Pakistan drags Bangladesh into 26/11 blame game
Pak investigators have found evidence of the involvement of Bangladesh-based banned terrorist outfit Harkat-ul-Jihad-al Islami (HuJI) in the Nov 26 Mumbai terrorist attack, said a report in a Pak daily. See graphicsListen to podcastworld Updated: Feb 06, 2009 02:26 IST
Pakistani investigators have found evidence of the involvement of Bangladesh-based banned terrorist outfit Harkat-ul-Jihad-al Islami (HuJI) in the November 26 Mumbai terrorist attack, said a report in Pakistani daily Dawn on Thursday.
<b1>Pakistani investigators “are said to have evidence of… its role in planning the attack and training the terrorists”, said the Dawn report. Also, some of the planning may have happened in Dubai and the attackers had local Indian help.

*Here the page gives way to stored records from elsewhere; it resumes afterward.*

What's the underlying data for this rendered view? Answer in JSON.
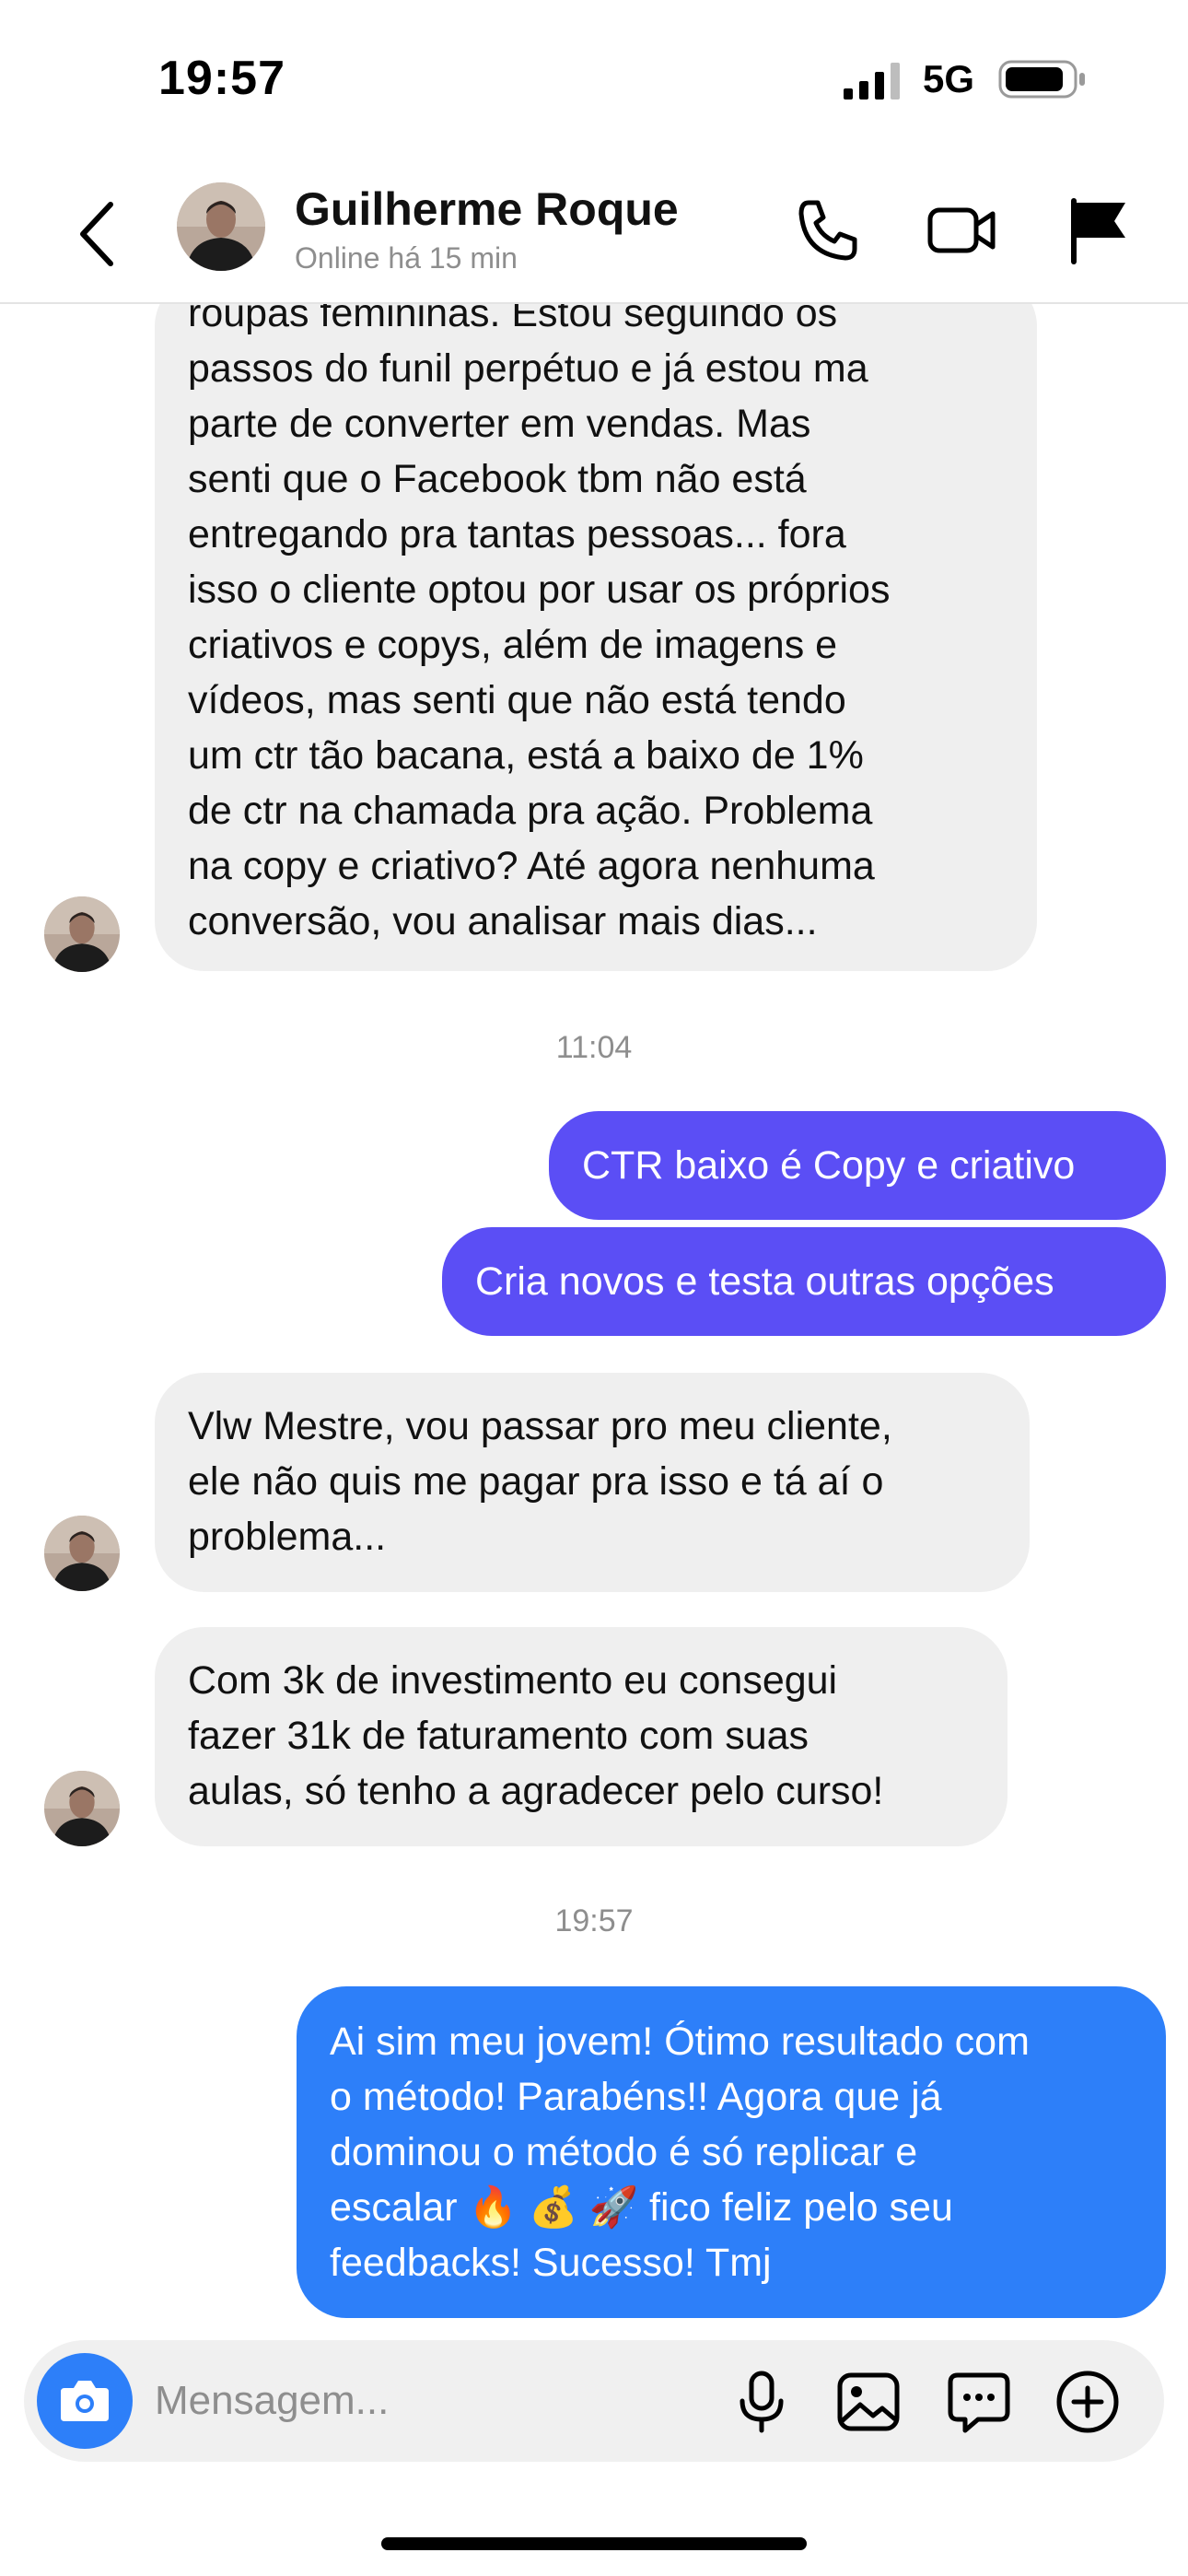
{
  "status_bar": {
    "time": "19:57",
    "network": "5G"
  },
  "header": {
    "name": "Guilherme Roque",
    "status": "Online há 15 min",
    "icons": [
      "back-icon",
      "phone-icon",
      "video-camera-icon",
      "flag-icon"
    ]
  },
  "messages": [
    {
      "direction": "incoming",
      "lines": [
        "roupas femininas. Estou seguindo os",
        "passos do funil perpétuo e já estou ma",
        "parte de converter em vendas. Mas",
        "senti que o Facebook tbm não está",
        "entregando pra tantas pessoas... fora",
        "isso o cliente optou por usar os próprios",
        "criativos e copys, além de imagens e",
        "vídeos, mas senti que não está tendo",
        "um ctr tão bacana, está a baixo de 1%",
        "de ctr na chamada pra ação. Problema",
        "na copy e criativo? Até agora nenhuma",
        "conversão, vou analisar mais dias..."
      ]
    },
    {
      "timestamp": "11:04"
    },
    {
      "direction": "outgoing",
      "lines": [
        "CTR baixo é Copy e criativo"
      ]
    },
    {
      "direction": "outgoing",
      "lines": [
        "Cria novos e testa outras opções"
      ]
    },
    {
      "direction": "incoming",
      "lines": [
        "Vlw Mestre, vou passar pro meu cliente,",
        "ele não quis me pagar pra isso e tá aí o",
        "problema..."
      ]
    },
    {
      "direction": "incoming",
      "lines": [
        "Com 3k de investimento eu consegui",
        "fazer 31k de faturamento com suas",
        "aulas, só tenho a agradecer pelo curso!"
      ]
    },
    {
      "timestamp": "19:57"
    },
    {
      "direction": "outgoing",
      "lines": [
        "Ai sim meu jovem! Ótimo resultado com",
        "o método! Parabéns!! Agora que já",
        "dominou o método é só replicar e",
        "escalar 🔥 💰 🚀  fico feliz pelo seu",
        "feedbacks! Sucesso! Tmj"
      ]
    }
  ],
  "composer": {
    "placeholder": "Mensagem...",
    "icons": [
      "camera-icon",
      "microphone-icon",
      "gallery-icon",
      "sticker-icon",
      "plus-icon"
    ]
  },
  "colors": {
    "incoming_bubble": "#efefef",
    "outgoing_purple": "#5b4ef5",
    "outgoing_blue": "#2d7ff9",
    "muted_text": "#8e8e8e"
  }
}
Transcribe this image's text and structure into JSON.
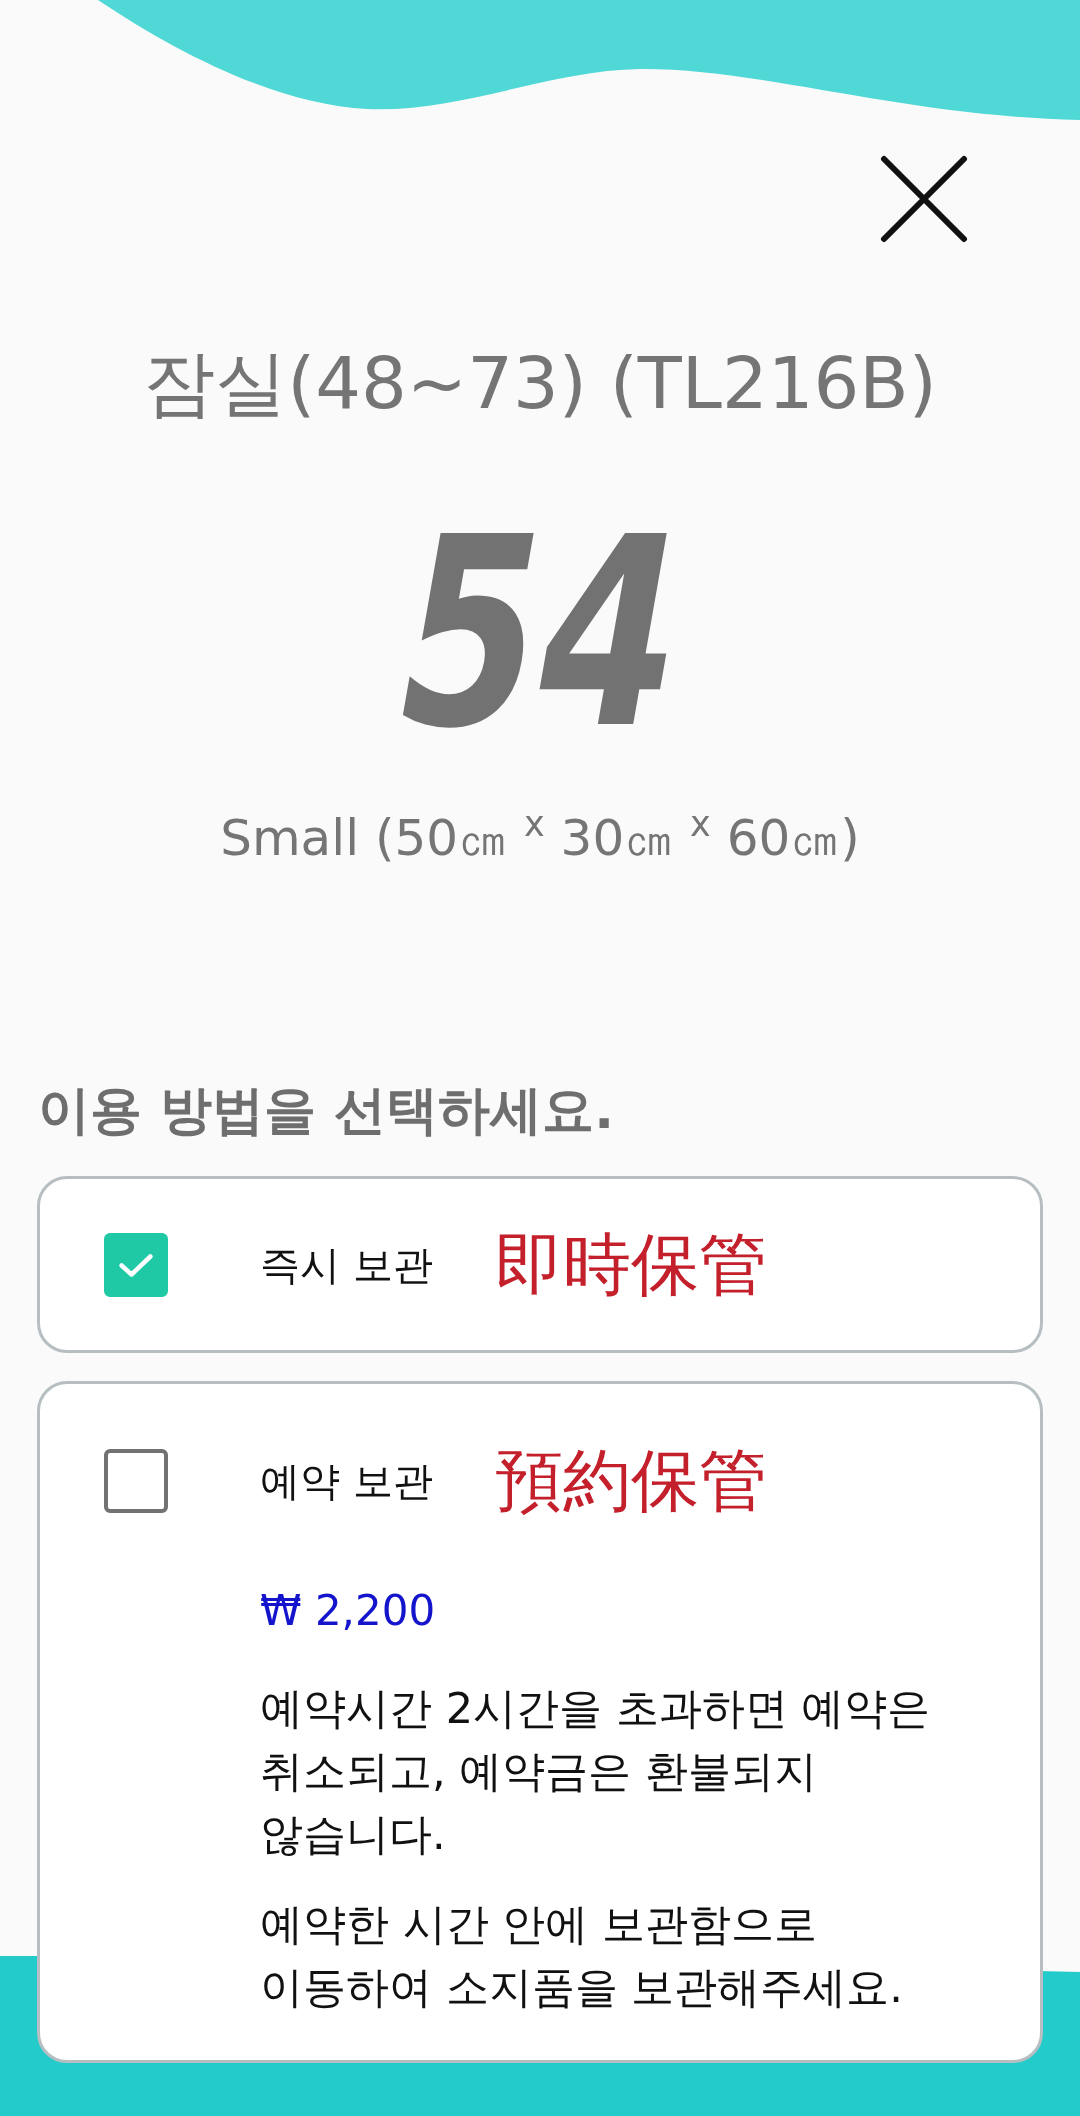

Indian investigators and intelligence agencies said Pakistan was trying to dilute its responsibility by blaming others.
"This is a red herring," said a counter-terrorism intelligence source. "This is an attempt to distance themselves from the attacks."
The intelligence source, who refused to be identified as he is not supposed to speak to journalists, said: "It’s possible that some Lashkar-e-Tayyeba elements in Bangladesh may have helped, but to blame HuJI is far-fetched.”
“Complete humbug,” said a Mumbai police investigator, refusing to be identified saying the ministry of external affairs had already responded to the report. “We know exactly who the attackers were, where they came from and where they trained.”
The Dawn article was seen as part of a calibrated plan by Pakistan to distance itself from the attacks.
The first claim of the “attacks being planned outside Pakistan” came from its high commissioner in London, Wajid Shamsul Hassan.
This was followed by a report in Iranian Press TV that quoted sources in the Federal Investigation Agency of Pakistan (equivalent of India’s CBI) saying the attacks were planned outside Pakistan.
Now the Dawn report: “The investigators were intensely probing… if at least one of the Mumbai attackers was of Bangladeshi origin. A senior western diplomat… said there was a strong possibility that one of the attackers was a Bangladeshi national.”
All but one of the 10 terrorists died in the gunfight with Indian security men stretching over 48 hours. The lone survivor, Mohammed Ajmal Amir Kasab, is in police custody and singing. He is Pakistani.
A senior external affairs ministry official refused to speculate on the motives behind the Dawn story. “We will comment only after an official response to our dossier is received,” the official told HT.
Foreign Secretary Shivshankar Menon, however, said in Paris that one month after India presented a dossier of evidence linking the attacks to elements in Pakistan, Islamabad continued to prevaricate and New Delhi still awaited response.
Asked to comment on the Bangladesh “link” in the Dawn report, a Bangladeshi diplomat said, on condition of anonymity: “This is the first time we have heard about it. We have passed the information on to Dhaka.”
The diplomat made it clear that Bangladesh had not heard anything officially on the issue from Pakistan. “I cannot say anything on the basis of a newspaper report,” he added.